Posting this almost two years after the fact, but I wanted to make a post about a show I did back in December of 2015 at one of my favorite galleries in Oklahoma City. I've been selling prints at DNA Galleries for years now and when they asked me to show work in their gallery space I was super excited to participate. 

Some Q's and A's from DNA:

What is your medium/process? 

I paint multiple thin layers of oil paint on wood. There’s a mix of reference photos and freestyle painting. I never really know how something is going to turn out, and I think that’s essential for me when I paint.

Rosette Nebula, oil on board, 2015

Rosette Nebula, oil on board, 2015

Where are you from? 

I was born and raised in Oklahoma City, and graduated from Oklahoma State University. After college, I moved to Texas and lived in Galveston and Austin. I recently moved back to OKC this past summer.

Anaitisa, oil on board, 2015

Anaitisa, oil on board, 2015

How would you describe your latest body of work? 

“Celestial” is a series that focuses on fictional deities that rule other worlds and galaxies. Their names are reminiscent of Greek, Celtic, Persian, and Egyptian goddesses. I wanted to create divine beings that could either be ancient or futuristic.

Nephthysus, oil on board, 2015

Nephthysus, oil on board, 2015

What inspires you?

I’m very much inspired by nature, anatomy, and astronomy. I feel they are very much full of life and full of death. It’s intriguing and beautiful.

Lumina, oil on board, 2015

Lumina, oil on board, 2015

How did you get started?

Like most people, I started painting as a kid. In pre-school, my teacher called my mom to tell her she was worried because I refused to draw stick figures. My mom later told me that I came home that day complaining because “people don’t look like sticks!” I hadn’t yet figured out how to draw a human body. I’ve been infatuated with painting and drawing ever since.

Orion Nebula, oil on board, 2015

Orion Nebula, oil on board, 2015

What are your goals for the future?

I’d love to create life-size round panels of galaxies that invoke an immersive view of space. I’d also love to create a conceptual interpretation of my “Floral Anatomy” series by creating a garden inside of a gallery made completely of flowers and bones.

What advice do you have to artists?

If you put in the time, love, and energy, you will see results. That doesn’t mean every piece will be amazing, but you always have to keep at it to grow as an artist. Try not to put so much stress on yourself and just play around and have fun with your work. Experiment!

Gem Show

So excited to post some images from a recent show I had at The Social Club in Norman, Oklahoma. I was their featured artist for November and I decided to display all the little gem paintings I've been working on from the past year. I've always loved working on a small scale and this was a perfect way to show off my "rock collection". 

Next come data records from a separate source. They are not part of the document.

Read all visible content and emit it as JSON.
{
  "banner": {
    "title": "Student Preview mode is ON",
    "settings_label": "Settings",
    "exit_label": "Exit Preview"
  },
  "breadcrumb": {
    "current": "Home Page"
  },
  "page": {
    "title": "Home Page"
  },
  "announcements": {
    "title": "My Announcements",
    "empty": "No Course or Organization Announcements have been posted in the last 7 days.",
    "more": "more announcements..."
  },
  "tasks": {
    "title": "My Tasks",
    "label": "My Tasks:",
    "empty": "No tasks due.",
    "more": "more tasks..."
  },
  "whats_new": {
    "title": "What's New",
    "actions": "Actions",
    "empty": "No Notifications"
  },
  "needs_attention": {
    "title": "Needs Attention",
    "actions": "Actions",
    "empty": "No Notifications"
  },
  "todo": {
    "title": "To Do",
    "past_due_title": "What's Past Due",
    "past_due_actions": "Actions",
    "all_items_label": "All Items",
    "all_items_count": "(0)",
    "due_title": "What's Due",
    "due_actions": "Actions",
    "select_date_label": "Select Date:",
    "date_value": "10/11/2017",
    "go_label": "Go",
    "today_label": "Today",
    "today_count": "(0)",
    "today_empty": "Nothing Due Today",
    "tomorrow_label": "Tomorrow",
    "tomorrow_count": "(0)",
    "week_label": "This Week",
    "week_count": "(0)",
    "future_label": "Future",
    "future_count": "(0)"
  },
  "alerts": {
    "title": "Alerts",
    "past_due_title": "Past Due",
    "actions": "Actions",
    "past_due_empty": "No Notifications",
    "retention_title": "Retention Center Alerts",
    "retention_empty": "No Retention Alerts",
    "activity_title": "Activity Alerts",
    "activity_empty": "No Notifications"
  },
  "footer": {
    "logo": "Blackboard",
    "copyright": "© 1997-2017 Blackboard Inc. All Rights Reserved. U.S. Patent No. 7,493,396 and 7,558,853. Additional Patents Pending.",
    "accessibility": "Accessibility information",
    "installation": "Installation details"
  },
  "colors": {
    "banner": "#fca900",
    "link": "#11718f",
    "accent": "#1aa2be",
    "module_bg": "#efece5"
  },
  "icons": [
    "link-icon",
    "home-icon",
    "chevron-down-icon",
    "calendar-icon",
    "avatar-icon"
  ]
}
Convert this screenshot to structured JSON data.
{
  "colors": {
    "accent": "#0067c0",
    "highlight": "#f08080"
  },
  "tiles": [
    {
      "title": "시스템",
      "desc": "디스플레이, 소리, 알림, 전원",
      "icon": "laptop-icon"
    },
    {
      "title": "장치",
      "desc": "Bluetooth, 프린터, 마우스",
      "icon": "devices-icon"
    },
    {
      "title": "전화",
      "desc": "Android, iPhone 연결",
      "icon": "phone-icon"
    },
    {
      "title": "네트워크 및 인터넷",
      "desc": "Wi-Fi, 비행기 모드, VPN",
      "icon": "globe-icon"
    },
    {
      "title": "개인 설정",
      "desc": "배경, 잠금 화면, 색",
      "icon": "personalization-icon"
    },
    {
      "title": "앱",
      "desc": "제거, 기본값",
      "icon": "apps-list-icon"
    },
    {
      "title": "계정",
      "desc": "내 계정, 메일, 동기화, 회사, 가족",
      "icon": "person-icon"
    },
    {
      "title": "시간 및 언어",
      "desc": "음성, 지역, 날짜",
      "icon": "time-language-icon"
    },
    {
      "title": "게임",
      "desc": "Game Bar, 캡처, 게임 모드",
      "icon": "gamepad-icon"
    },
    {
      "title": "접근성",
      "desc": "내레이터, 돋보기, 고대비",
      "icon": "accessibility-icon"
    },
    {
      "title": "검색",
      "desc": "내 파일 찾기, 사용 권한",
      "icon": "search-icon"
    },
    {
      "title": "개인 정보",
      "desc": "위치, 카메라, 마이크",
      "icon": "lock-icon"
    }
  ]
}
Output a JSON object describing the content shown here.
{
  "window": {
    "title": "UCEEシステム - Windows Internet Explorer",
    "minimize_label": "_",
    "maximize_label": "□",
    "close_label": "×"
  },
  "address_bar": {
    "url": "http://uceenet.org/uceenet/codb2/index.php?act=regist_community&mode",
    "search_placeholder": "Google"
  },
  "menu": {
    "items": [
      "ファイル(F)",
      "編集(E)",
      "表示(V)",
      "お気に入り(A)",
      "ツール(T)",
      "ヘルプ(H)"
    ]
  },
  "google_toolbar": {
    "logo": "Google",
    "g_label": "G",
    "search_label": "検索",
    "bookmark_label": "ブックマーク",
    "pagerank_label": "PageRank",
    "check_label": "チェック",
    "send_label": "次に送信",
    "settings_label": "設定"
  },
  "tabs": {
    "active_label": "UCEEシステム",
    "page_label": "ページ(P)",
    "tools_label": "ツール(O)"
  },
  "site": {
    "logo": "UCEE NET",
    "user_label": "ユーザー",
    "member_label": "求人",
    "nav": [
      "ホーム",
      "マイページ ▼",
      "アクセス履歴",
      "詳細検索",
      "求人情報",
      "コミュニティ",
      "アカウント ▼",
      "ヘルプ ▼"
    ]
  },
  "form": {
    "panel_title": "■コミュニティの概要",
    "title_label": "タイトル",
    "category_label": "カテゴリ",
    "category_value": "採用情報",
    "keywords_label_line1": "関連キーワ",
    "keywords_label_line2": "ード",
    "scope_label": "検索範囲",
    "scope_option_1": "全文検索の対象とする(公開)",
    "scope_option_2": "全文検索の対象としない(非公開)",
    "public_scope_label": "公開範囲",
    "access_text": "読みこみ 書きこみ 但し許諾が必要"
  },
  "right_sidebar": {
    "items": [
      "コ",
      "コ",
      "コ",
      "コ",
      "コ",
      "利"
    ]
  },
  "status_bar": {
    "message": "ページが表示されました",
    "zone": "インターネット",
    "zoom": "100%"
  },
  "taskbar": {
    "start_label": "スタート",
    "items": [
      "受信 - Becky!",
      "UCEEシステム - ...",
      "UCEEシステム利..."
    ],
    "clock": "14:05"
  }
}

I loved the idea of displaying them in an almost scientific format with the thick cradled wood acting as a boxed illusion of the specimen. Added with the fact that they are tiny, it just seemed to go hand in hand. I'm also incredibly fond of rainbows and it just seemed the most natural way to display these little paintings I love so much.

You can shop originals and prints here

Here are some photos of the show as well as a few favorites of mine!

Pink Diamond, oil on board, Trisha Thompson Adams 2016

Pink Diamond, oil on board, Trisha Thompson Adams 2016

One of my favorites, and also took soooo long to paint. I think I'll keep him. 

One of my favorites, and also took soooo long to paint. I think I'll keep him. 

Rhodochrosite, oil on board, Trisha Thompson Adams 2016

Rhodochrosite, oil on board, Trisha Thompson Adams 2016

A few in progress shots...

amethyst studio.jpg